START Data supplied
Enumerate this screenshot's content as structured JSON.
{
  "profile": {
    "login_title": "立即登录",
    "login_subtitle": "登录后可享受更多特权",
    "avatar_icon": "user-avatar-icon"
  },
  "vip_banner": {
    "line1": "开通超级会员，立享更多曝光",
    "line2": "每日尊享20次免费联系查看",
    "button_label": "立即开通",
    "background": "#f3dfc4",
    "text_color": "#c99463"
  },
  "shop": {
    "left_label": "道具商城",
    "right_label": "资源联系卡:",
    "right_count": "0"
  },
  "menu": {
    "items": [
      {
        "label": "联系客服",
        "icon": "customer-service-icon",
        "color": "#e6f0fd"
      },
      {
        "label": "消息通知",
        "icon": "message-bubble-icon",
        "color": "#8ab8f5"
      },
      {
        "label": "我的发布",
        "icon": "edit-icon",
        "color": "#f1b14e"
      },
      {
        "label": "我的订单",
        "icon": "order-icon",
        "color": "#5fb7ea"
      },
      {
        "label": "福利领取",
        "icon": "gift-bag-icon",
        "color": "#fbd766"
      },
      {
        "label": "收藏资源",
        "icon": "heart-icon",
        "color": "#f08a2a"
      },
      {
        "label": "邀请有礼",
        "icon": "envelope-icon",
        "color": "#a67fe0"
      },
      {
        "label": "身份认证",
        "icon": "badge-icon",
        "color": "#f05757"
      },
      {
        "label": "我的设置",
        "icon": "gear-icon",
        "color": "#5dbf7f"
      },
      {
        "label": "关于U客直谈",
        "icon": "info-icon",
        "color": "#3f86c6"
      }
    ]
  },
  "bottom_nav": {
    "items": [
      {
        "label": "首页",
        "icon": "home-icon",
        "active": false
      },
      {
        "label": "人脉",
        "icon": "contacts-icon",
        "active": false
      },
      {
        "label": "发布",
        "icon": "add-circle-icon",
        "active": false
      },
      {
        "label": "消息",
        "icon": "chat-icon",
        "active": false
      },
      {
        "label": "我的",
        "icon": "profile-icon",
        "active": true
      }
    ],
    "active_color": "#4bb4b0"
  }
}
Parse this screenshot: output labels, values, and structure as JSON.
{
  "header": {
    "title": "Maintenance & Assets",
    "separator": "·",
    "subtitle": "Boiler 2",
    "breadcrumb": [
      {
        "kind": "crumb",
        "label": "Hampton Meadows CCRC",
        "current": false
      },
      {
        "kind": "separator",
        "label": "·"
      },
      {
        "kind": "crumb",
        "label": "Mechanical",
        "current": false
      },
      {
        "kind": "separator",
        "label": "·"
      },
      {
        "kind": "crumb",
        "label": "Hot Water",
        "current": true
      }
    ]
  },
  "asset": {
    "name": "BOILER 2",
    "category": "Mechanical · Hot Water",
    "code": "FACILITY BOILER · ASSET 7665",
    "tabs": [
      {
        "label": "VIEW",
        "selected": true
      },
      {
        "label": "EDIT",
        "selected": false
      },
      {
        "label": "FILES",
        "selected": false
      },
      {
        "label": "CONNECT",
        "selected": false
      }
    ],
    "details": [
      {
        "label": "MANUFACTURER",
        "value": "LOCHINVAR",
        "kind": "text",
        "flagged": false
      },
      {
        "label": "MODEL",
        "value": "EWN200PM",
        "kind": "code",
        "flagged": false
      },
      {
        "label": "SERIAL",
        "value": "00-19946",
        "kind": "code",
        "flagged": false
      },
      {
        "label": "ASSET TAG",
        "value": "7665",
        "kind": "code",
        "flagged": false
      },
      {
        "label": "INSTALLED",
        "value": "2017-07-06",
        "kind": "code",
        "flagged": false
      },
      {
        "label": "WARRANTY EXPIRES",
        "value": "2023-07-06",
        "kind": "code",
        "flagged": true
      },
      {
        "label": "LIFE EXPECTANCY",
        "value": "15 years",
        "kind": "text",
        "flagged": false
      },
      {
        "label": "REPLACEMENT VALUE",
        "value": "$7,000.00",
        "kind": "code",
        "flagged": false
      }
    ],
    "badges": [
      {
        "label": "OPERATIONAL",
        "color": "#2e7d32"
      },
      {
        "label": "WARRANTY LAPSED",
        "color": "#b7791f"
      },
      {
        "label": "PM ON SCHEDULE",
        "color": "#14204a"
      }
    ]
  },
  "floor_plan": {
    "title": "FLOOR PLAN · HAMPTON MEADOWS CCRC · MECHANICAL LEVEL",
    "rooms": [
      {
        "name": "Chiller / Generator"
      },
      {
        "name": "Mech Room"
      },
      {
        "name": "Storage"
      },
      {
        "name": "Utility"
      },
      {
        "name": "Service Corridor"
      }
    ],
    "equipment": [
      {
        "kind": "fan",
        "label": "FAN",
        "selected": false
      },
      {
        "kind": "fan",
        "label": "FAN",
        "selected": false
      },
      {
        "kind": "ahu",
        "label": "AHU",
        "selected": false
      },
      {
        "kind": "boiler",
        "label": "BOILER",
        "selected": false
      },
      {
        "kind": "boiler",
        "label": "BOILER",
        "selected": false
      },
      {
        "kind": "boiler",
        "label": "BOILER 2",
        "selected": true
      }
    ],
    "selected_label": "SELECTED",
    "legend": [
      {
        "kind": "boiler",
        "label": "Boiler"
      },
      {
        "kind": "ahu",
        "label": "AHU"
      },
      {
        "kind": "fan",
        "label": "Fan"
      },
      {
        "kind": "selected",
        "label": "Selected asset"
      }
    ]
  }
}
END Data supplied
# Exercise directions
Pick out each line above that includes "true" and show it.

# Reply to the task
        "active": true
        "current": true
        "selected": true
        "flagged": true
        "selected": true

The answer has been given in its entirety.